Brands are Promises
A brand is more than a mark: A logo, icon, or company name in a fancy font. As pretty as that mark may look, it isn’t the “brand” in the true sense—and it certainly isn’t what makes the brand valuable.
Rather, a company’s brand is a promise. And successful brands deliver on their promises. It’s by delivering on their brand promises that companies create brand value.
What’s a Brand Promise?
A brand promise is, yes, what the company promises to the people who interact with it.
But it isn’t a description of what a company does in a literal sense. It’s a description of the company’s character. To some extent, it’s how the company does what it does. Also, it’s the feeling the company conveys to its stakeholders. One restaurant and another may have substantially similar menus, but they provide different atmospheres, different associations, and different customer experiences based on their brand promises.

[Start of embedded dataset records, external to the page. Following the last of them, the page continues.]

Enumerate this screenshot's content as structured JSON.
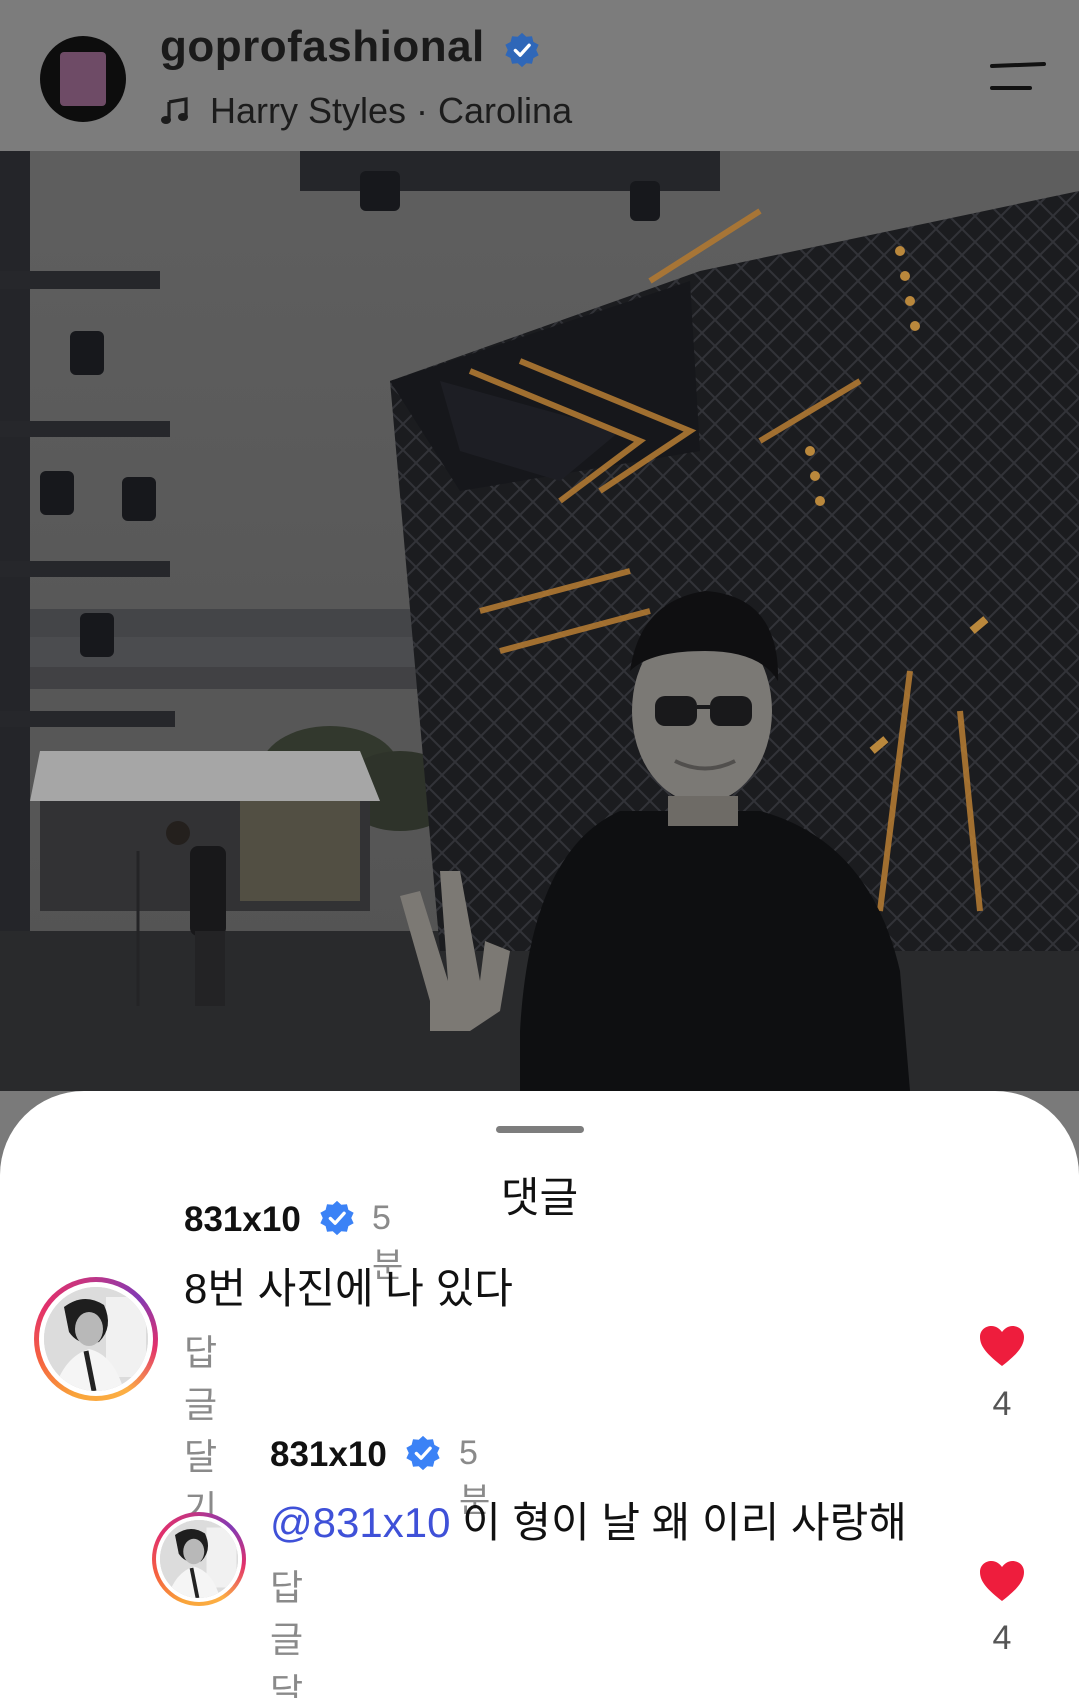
{
  "header": {
    "username": "goprofashional",
    "music": "Harry Styles · Carolina",
    "icons": {
      "verified": "verified-badge-icon",
      "music": "music-note-icon",
      "menu": "menu-icon"
    }
  },
  "sheet": {
    "title": "댓글"
  },
  "comments": [
    {
      "username": "831x10",
      "time": "5분",
      "text": "8번 사진에 나 있다",
      "reply_label": "답글 달기",
      "likes": "4"
    },
    {
      "username": "831x10",
      "time": "5분",
      "mention": "@831x10",
      "text": " 이 형이 날 왜 이리 사랑해",
      "reply_label": "답글 달기",
      "likes": "4"
    }
  ],
  "colors": {
    "verified": "#3b82f6",
    "heart": "#ee1d3d",
    "mention": "#3f51d8",
    "header_bg": "#7c7c7c"
  }
}
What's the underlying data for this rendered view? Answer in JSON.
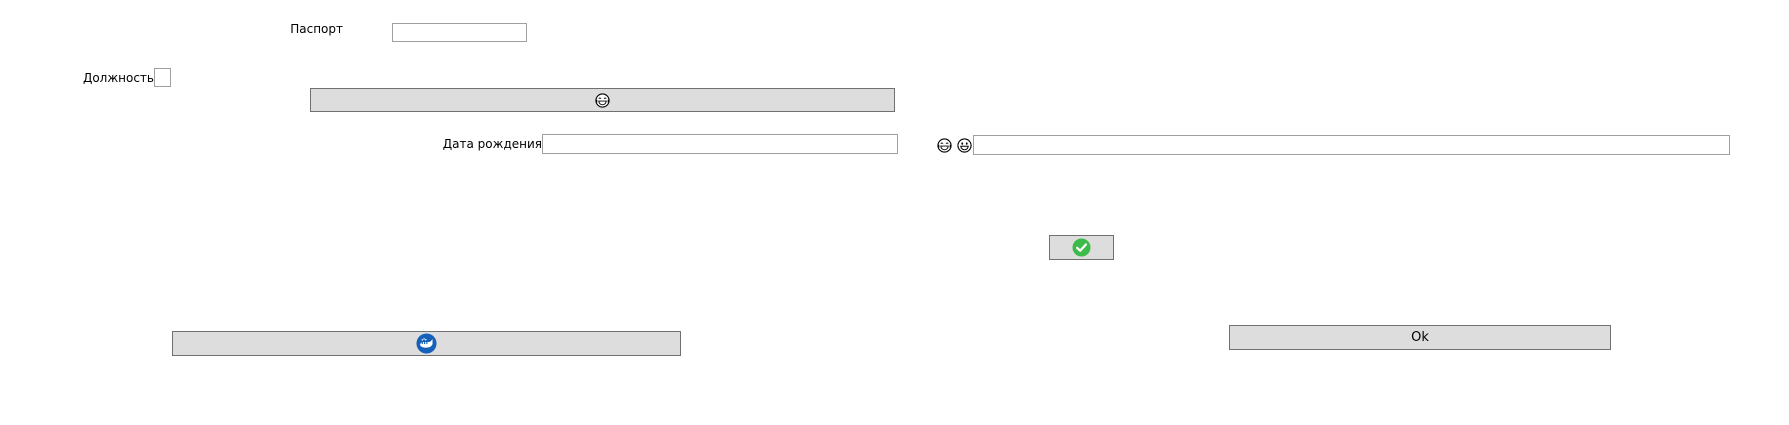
{
  "form": {
    "passport": {
      "label": "Паспорт",
      "value": ""
    },
    "position": {
      "label": "Должность",
      "value": ""
    },
    "birth_date": {
      "label": "Дата рождения",
      "value": ""
    },
    "emoji_field": {
      "value": ""
    }
  },
  "buttons": {
    "emoji_button": {
      "icon": "grinning-tears-emoji-icon"
    },
    "confirm_button": {
      "icon": "green-check-circle-icon",
      "color": "#3dbb4a"
    },
    "whale_button": {
      "icon": "blue-whale-circle-icon",
      "color": "#1560b8"
    },
    "ok_button": {
      "label": "Ok"
    }
  },
  "emoji_pair": [
    "grinning-tears-emoji-icon",
    "grinning-face-emoji-icon"
  ]
}
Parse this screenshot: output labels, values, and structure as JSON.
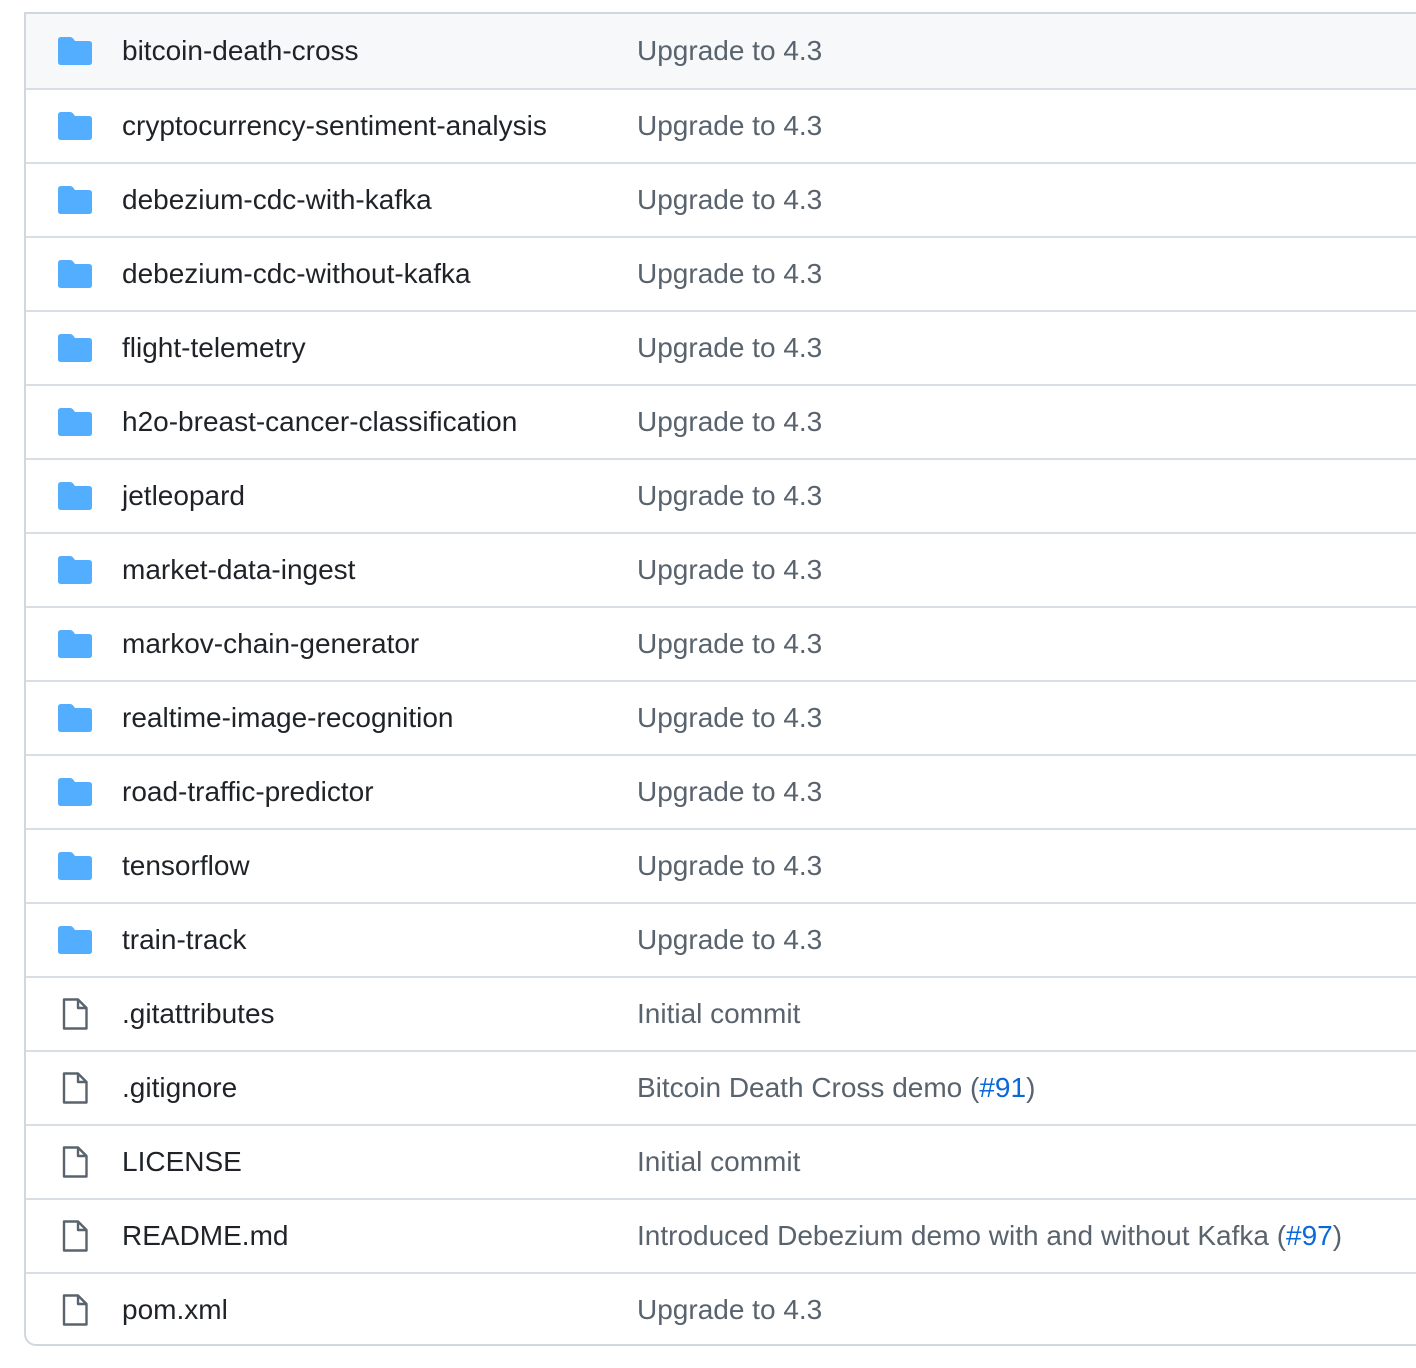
{
  "colors": {
    "folder_icon": "#54aeff",
    "file_icon": "#59636e",
    "link": "#0969da",
    "name_text": "#1f2328",
    "message_text": "#59636e",
    "border": "#d0d7de"
  },
  "entries": [
    {
      "type": "folder",
      "icon": "folder-icon",
      "name": "bitcoin-death-cross",
      "message": "Upgrade to 4.3"
    },
    {
      "type": "folder",
      "icon": "folder-icon",
      "name": "cryptocurrency-sentiment-analysis",
      "message": "Upgrade to 4.3"
    },
    {
      "type": "folder",
      "icon": "folder-icon",
      "name": "debezium-cdc-with-kafka",
      "message": "Upgrade to 4.3"
    },
    {
      "type": "folder",
      "icon": "folder-icon",
      "name": "debezium-cdc-without-kafka",
      "message": "Upgrade to 4.3"
    },
    {
      "type": "folder",
      "icon": "folder-icon",
      "name": "flight-telemetry",
      "message": "Upgrade to 4.3"
    },
    {
      "type": "folder",
      "icon": "folder-icon",
      "name": "h2o-breast-cancer-classification",
      "message": "Upgrade to 4.3"
    },
    {
      "type": "folder",
      "icon": "folder-icon",
      "name": "jetleopard",
      "message": "Upgrade to 4.3"
    },
    {
      "type": "folder",
      "icon": "folder-icon",
      "name": "market-data-ingest",
      "message": "Upgrade to 4.3"
    },
    {
      "type": "folder",
      "icon": "folder-icon",
      "name": "markov-chain-generator",
      "message": "Upgrade to 4.3"
    },
    {
      "type": "folder",
      "icon": "folder-icon",
      "name": "realtime-image-recognition",
      "message": "Upgrade to 4.3"
    },
    {
      "type": "folder",
      "icon": "folder-icon",
      "name": "road-traffic-predictor",
      "message": "Upgrade to 4.3"
    },
    {
      "type": "folder",
      "icon": "folder-icon",
      "name": "tensorflow",
      "message": "Upgrade to 4.3"
    },
    {
      "type": "folder",
      "icon": "folder-icon",
      "name": "train-track",
      "message": "Upgrade to 4.3"
    },
    {
      "type": "file",
      "icon": "file-icon",
      "name": ".gitattributes",
      "message": "Initial commit"
    },
    {
      "type": "file",
      "icon": "file-icon",
      "name": ".gitignore",
      "message": "Bitcoin Death Cross demo (",
      "pr": "#91",
      "message_after": ")"
    },
    {
      "type": "file",
      "icon": "file-icon",
      "name": "LICENSE",
      "message": "Initial commit"
    },
    {
      "type": "file",
      "icon": "file-icon",
      "name": "README.md",
      "message": "Introduced Debezium demo with and without Kafka (",
      "pr": "#97",
      "message_after": ")"
    },
    {
      "type": "file",
      "icon": "file-icon",
      "name": "pom.xml",
      "message": "Upgrade to 4.3"
    }
  ]
}
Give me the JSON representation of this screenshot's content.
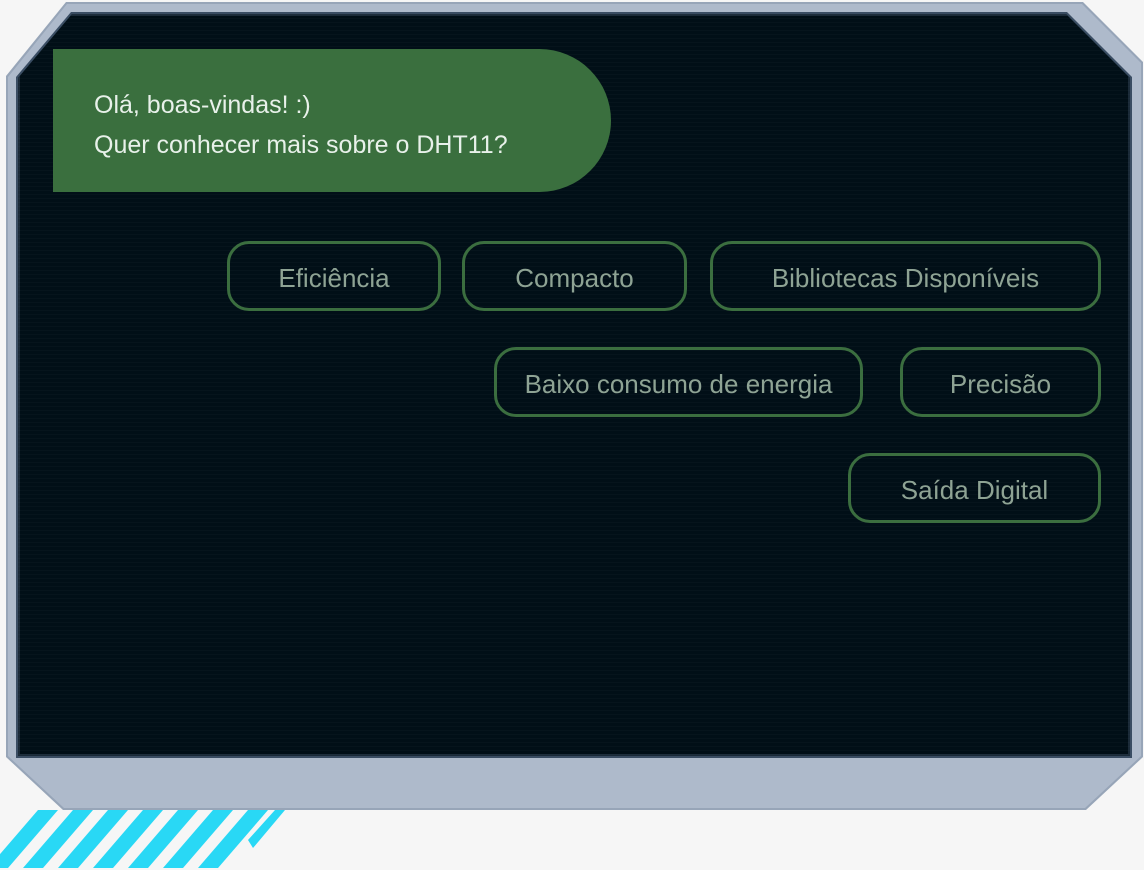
{
  "welcome": {
    "line1": "Olá, boas-vindas! :)",
    "line2": "Quer conhecer mais sobre o DHT11?"
  },
  "options": {
    "eficiencia": "Eficiência",
    "compacto": "Compacto",
    "bibliotecas": "Bibliotecas Disponíveis",
    "baixo_consumo": "Baixo consumo de energia",
    "precisao": "Precisão",
    "saida_digital": "Saída Digital"
  },
  "colors": {
    "screen": "#010f17",
    "frame": "#aebacb",
    "bubble": "#3a6f3e",
    "chip_border": "#3b6e3f",
    "chip_text": "#8ea394",
    "stripe": "#29d8f5"
  }
}
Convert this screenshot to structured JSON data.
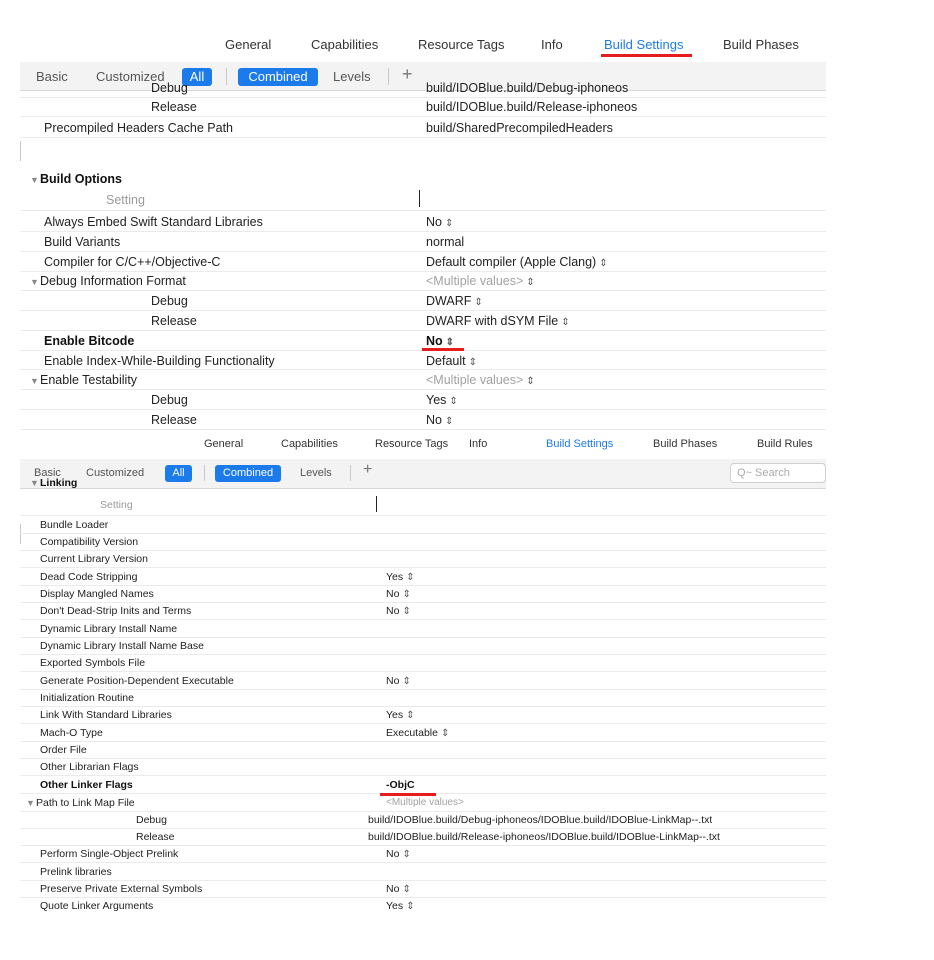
{
  "top_panel": {
    "tabs": [
      "General",
      "Capabilities",
      "Resource Tags",
      "Info",
      "Build Settings",
      "Build Phases"
    ],
    "active_tab": "Build Settings",
    "filters": {
      "basic": "Basic",
      "customized": "Customized",
      "all": "All",
      "combined": "Combined",
      "levels": "Levels",
      "add": "+"
    },
    "clipped_row": {
      "key": "Debug",
      "value": "build/IDOBlue.build/Debug-iphoneos"
    },
    "rows_before": [
      {
        "key": "Release",
        "value": "build/IDOBlue.build/Release-iphoneos"
      },
      {
        "key": "Precompiled Headers Cache Path",
        "value": "build/SharedPrecompiledHeaders"
      }
    ],
    "section_title": "Build Options",
    "setting_header": "Setting",
    "rows": [
      {
        "key": "Always Embed Swift Standard Libraries",
        "value": "No"
      },
      {
        "key": "Build Variants",
        "value": "normal"
      },
      {
        "key": "Compiler for C/C++/Objective-C",
        "value": "Default compiler (Apple Clang)"
      },
      {
        "key": "Debug Information Format",
        "value": "<Multiple values>"
      },
      {
        "key": "Debug",
        "value": "DWARF"
      },
      {
        "key": "Release",
        "value": "DWARF with dSYM File"
      },
      {
        "key": "Enable Bitcode",
        "value": "No"
      },
      {
        "key": "Enable Index-While-Building Functionality",
        "value": "Default"
      },
      {
        "key": "Enable Testability",
        "value": "<Multiple values>"
      },
      {
        "key": "Debug",
        "value": "Yes"
      },
      {
        "key": "Release",
        "value": "No"
      }
    ]
  },
  "bottom_panel": {
    "tabs": [
      "General",
      "Capabilities",
      "Resource Tags",
      "Info",
      "Build Settings",
      "Build Phases",
      "Build Rules"
    ],
    "active_tab": "Build Settings",
    "filters": {
      "basic": "Basic",
      "customized": "Customized",
      "all": "All",
      "combined": "Combined",
      "levels": "Levels",
      "add": "+"
    },
    "search_placeholder": "Q~ Search",
    "clipped_section": "Linking",
    "setting_header": "Setting",
    "rows": [
      {
        "key": "Bundle Loader",
        "value": ""
      },
      {
        "key": "Compatibility Version",
        "value": ""
      },
      {
        "key": "Current Library Version",
        "value": ""
      },
      {
        "key": "Dead Code Stripping",
        "value": "Yes"
      },
      {
        "key": "Display Mangled Names",
        "value": "No"
      },
      {
        "key": "Don't Dead-Strip Inits and Terms",
        "value": "No"
      },
      {
        "key": "Dynamic Library Install Name",
        "value": ""
      },
      {
        "key": "Dynamic Library Install Name Base",
        "value": ""
      },
      {
        "key": "Exported Symbols File",
        "value": ""
      },
      {
        "key": "Generate Position-Dependent Executable",
        "value": "No"
      },
      {
        "key": "Initialization Routine",
        "value": ""
      },
      {
        "key": "Link With Standard Libraries",
        "value": "Yes"
      },
      {
        "key": "Mach-O Type",
        "value": "Executable"
      },
      {
        "key": "Order File",
        "value": ""
      },
      {
        "key": "Other Librarian Flags",
        "value": ""
      },
      {
        "key": "Other Linker Flags",
        "value": "-ObjC"
      },
      {
        "key": "Path to Link Map File",
        "value": "<Multiple values>"
      },
      {
        "key": "Debug",
        "value": "build/IDOBlue.build/Debug-iphoneos/IDOBlue.build/IDOBlue-LinkMap--.txt"
      },
      {
        "key": "Release",
        "value": "build/IDOBlue.build/Release-iphoneos/IDOBlue.build/IDOBlue-LinkMap--.txt"
      },
      {
        "key": "Perform Single-Object Prelink",
        "value": "No"
      },
      {
        "key": "Prelink libraries",
        "value": ""
      },
      {
        "key": "Preserve Private External Symbols",
        "value": "No"
      },
      {
        "key": "Quote Linker Arguments",
        "value": "Yes"
      }
    ]
  },
  "colors": {
    "accent": "#1c7bea",
    "highlight": "#e51d1d"
  }
}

Examples may be the easiest illustrations. Let’s look at a few brand promises:
- The NFL: “To be the premier sports and entertainment brand that brings people together, connecting them socially and emotionally like no other.”
- Coca-Cola: “To inspire moments of optimism and uplift.”
- Virgin: “To be genuine, fun, contemporary, and different in everything we do at a reasonable price.”
In none of the above cases is the brand promise what the companies do or provide. The NFL’s brand promise says nothing about football. Coca-Cola doesn’t talk about providing the best soft drinks in the world. Good brand promises, like these, talk about what these companies promise to be for you, the consumer.
Strongly branded companies take their brand promises and drill down further into what are called brand attributes: The values and beliefs inherent in the brand promise. What are the values or beliefs involved in/required by making the brand promise?
Again, examples make this easier to illustrate, and we’ll use the same companies as before because we’ve already covered their brand promises. Now let’s look at their brand attributes (values and beliefs):
- The NFL: Integrity, excellence, community, teamwork, innovation, tradition
- Coca-Cola: Simple pleasures, optimism, happiness, human connections/bringing people together
- Virgin: Fun, rebellion, self-expression, rock-star-lifestyle quality (at accessible cost)
Brand Promises as Business Decision Makers
Companies with strong brands take their brand promises seriously. They use these promises as frameworks for decision making on a grand scale. In fact, using brand promises to make serious business decisions is how smart companies build strong brands and strong brand value.
Looking again at our example companies:
- The NFL uses its brand promise (including its values and attributes) to choose subjects for commercials, determine what to approve as official/licensed apparel and what to offer as sanctioned souvenirs, and who to invite as halftime entertainment. (Hence its horror at a halftime snafu a few years ago, for which it apologized profusely.)
- Coca-Cola has become one of the strongest brands in the world through making strategic business decisions based on its brand promise, from what products it offers to how it offers them. For most of us, it’s easiest to see Coca-Cola living its promise through the commercials it chooses to air: Commercials like the ones showing “scary” football star Mean Joe Green turning friendly after a young boy gives him his drink (view the classic ad here) and people from disparate countries coming together to “teach the world to sing” (viewable here).
- Virgin uses its brand promise across all its separate divisions—divisions as disparate as Virgin Balloon Flights, health clubs (Virgin Active), and financial services (Virgin Money). Its gyms have tons of extras and fun amenities, its financial services business focuses on taking complex products and making them easy to understand and accessibly priced, and its balloon flights—well, they’re balloon flights. Need we say more?
Sometimes, delivering on brand promises means that companies have to make challenging decisions. In Virgin’s case, it’s about how to take a business division and make it “Virgin:” Apply the fun, the rebellion, the rock-star aspect at an affordable cost.
And yes, in some cases, something might look great from a number of angles—but not fit within the company’s brand promise. Does the company go ahead and move forward or even—a truly bad proposition—try to change the brand promise to make the idea fit? Or does the company kill an idea that looks good in every other way?
Companies with faith in their brand promises will kill the idea, as painful as it may be in the short term. Yet in the long term, the increased strength and value of the company’s brand will more than make up for the loss.
This article is the first in a series by FrogDog about brand strategy. Our next article in the series covers how to develop a brand promise.